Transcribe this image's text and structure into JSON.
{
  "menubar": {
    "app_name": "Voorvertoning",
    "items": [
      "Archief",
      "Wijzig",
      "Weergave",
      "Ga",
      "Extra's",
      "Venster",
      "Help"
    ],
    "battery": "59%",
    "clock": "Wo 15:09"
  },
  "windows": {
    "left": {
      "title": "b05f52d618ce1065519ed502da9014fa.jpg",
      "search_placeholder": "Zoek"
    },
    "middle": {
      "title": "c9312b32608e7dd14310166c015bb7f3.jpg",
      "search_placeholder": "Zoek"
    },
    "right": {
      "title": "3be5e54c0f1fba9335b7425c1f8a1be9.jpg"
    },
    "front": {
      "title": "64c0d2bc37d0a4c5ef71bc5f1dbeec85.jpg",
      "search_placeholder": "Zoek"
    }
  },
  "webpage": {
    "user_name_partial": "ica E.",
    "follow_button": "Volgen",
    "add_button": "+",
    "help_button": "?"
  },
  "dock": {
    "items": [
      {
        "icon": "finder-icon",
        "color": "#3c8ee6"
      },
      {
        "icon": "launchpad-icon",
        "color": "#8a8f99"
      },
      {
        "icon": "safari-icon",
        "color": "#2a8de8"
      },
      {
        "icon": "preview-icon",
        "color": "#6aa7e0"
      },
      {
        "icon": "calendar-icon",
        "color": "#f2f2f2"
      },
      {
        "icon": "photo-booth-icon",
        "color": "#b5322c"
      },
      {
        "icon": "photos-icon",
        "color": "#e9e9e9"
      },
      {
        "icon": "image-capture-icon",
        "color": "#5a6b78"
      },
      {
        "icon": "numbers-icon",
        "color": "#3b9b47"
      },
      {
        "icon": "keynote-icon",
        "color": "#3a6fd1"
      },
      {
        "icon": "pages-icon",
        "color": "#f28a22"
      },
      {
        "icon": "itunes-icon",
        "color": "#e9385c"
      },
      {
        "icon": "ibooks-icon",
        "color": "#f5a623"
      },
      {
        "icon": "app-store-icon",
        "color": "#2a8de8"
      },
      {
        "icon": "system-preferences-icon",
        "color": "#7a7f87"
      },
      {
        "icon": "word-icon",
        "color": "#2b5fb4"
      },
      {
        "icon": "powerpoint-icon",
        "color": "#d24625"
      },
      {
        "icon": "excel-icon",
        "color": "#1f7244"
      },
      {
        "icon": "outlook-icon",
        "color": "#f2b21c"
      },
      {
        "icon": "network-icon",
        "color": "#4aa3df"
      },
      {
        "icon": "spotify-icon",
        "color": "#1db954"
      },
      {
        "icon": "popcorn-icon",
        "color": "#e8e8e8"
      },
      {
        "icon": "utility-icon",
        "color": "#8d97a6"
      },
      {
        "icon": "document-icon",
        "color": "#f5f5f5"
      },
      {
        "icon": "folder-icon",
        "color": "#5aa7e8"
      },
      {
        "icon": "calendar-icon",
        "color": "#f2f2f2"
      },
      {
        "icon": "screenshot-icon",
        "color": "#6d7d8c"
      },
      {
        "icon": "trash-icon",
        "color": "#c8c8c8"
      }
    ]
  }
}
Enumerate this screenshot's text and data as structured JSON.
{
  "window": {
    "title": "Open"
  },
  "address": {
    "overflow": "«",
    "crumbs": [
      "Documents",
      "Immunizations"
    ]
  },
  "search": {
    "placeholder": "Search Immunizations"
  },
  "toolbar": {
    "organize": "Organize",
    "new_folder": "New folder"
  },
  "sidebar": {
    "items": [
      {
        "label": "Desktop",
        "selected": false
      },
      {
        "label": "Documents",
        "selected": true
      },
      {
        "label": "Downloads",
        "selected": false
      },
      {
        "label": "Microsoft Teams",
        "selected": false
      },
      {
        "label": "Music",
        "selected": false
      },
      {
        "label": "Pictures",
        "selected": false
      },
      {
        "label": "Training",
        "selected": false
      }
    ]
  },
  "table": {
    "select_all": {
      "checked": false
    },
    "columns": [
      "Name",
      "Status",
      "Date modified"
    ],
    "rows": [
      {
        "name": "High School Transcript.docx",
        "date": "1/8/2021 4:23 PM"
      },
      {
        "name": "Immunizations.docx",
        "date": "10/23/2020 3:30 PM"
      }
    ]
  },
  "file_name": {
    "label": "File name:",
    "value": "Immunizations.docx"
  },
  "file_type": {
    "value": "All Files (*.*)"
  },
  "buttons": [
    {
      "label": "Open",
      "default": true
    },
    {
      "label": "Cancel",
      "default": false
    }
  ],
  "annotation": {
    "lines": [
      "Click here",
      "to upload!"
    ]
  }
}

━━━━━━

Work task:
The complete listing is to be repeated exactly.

Written solution:
Transcribe this image's text and structure into JSON.
{
  "menubar": {
    "app_name": "Voorvertoning",
    "items": [
      "Archief",
      "Wijzig",
      "Weergave",
      "Ga",
      "Extra's",
      "Venster",
      "Help"
    ],
    "battery": "59%",
    "clock": "Wo 15:09"
  },
  "windows": {
    "left": {
      "title": "b05f52d618ce1065519ed502da9014fa.jpg",
      "search_placeholder": "Zoek"
    },
    "middle": {
      "title": "c9312b32608e7dd14310166c015bb7f3.jpg",
      "search_placeholder": "Zoek"
    },
    "right": {
      "title": "3be5e54c0f1fba9335b7425c1f8a1be9.jpg"
    },
    "front": {
      "title": "64c0d2bc37d0a4c5ef71bc5f1dbeec85.jpg",
      "search_placeholder": "Zoek"
    }
  },
  "webpage": {
    "user_name_partial": "ica E.",
    "follow_button": "Volgen",
    "add_button": "+",
    "help_button": "?"
  },
  "dock": {
    "items": [
      {
        "icon": "finder-icon",
        "color": "#3c8ee6"
      },
      {
        "icon": "launchpad-icon",
        "color": "#8a8f99"
      },
      {
        "icon": "safari-icon",
        "color": "#2a8de8"
      },
      {
        "icon": "preview-icon",
        "color": "#6aa7e0"
      },
      {
        "icon": "calendar-icon",
        "color": "#f2f2f2"
      },
      {
        "icon": "photo-booth-icon",
        "color": "#b5322c"
      },
      {
        "icon": "photos-icon",
        "color": "#e9e9e9"
      },
      {
        "icon": "image-capture-icon",
        "color": "#5a6b78"
      },
      {
        "icon": "numbers-icon",
        "color": "#3b9b47"
      },
      {
        "icon": "keynote-icon",
        "color": "#3a6fd1"
      },
      {
        "icon": "pages-icon",
        "color": "#f28a22"
      },
      {
        "icon": "itunes-icon",
        "color": "#e9385c"
      },
      {
        "icon": "ibooks-icon",
        "color": "#f5a623"
      },
      {
        "icon": "app-store-icon",
        "color": "#2a8de8"
      },
      {
        "icon": "system-preferences-icon",
        "color": "#7a7f87"
      },
      {
        "icon": "word-icon",
        "color": "#2b5fb4"
      },
      {
        "icon": "powerpoint-icon",
        "color": "#d24625"
      },
      {
        "icon": "excel-icon",
        "color": "#1f7244"
      },
      {
        "icon": "outlook-icon",
        "color": "#f2b21c"
      },
      {
        "icon": "network-icon",
        "color": "#4aa3df"
      },
      {
        "icon": "spotify-icon",
        "color": "#1db954"
      },
      {
        "icon": "popcorn-icon",
        "color": "#e8e8e8"
      },
      {
        "icon": "utility-icon",
        "color": "#8d97a6"
      },
      {
        "icon": "document-icon",
        "color": "#f5f5f5"
      },
      {
        "icon": "folder-icon",
        "color": "#5aa7e8"
      },
      {
        "icon": "calendar-icon",
        "color": "#f2f2f2"
      },
      {
        "icon": "screenshot-icon",
        "color": "#6d7d8c"
      },
      {
        "icon": "trash-icon",
        "color": "#c8c8c8"
      }
    ]
  }
}
Enumerate this screenshot's text and data as structured JSON.
{
  "window": {
    "title": "Open"
  },
  "address": {
    "overflow": "«",
    "crumbs": [
      "Documents",
      "Immunizations"
    ]
  },
  "search": {
    "placeholder": "Search Immunizations"
  },
  "toolbar": {
    "organize": "Organize",
    "new_folder": "New folder"
  },
  "sidebar": {
    "items": [
      {
        "label": "Desktop",
        "selected": false
      },
      {
        "label": "Documents",
        "selected": true
      },
      {
        "label": "Downloads",
        "selected": false
      },
      {
        "label": "Microsoft Teams",
        "selected": false
      },
      {
        "label": "Music",
        "selected": false
      },
      {
        "label": "Pictures",
        "selected": false
      },
      {
        "label": "Training",
        "selected": false
      }
    ]
  },
  "table": {
    "select_all": {
      "checked": false
    },
    "columns": [
      "Name",
      "Status",
      "Date modified"
    ],
    "rows": [
      {
        "name": "High School Transcript.docx",
        "date": "1/8/2021 4:23 PM"
      },
      {
        "name": "Immunizations.docx",
        "date": "10/23/2020 3:30 PM"
      }
    ]
  },
  "file_name": {
    "label": "File name:",
    "value": "Immunizations.docx"
  },
  "file_type": {
    "value": "All Files (*.*)"
  },
  "buttons": [
    {
      "label": "Open",
      "default": true
    },
    {
      "label": "Cancel",
      "default": false
    }
  ],
  "annotation": {
    "lines": [
      "Click here",
      "to upload!"
    ]
  }
}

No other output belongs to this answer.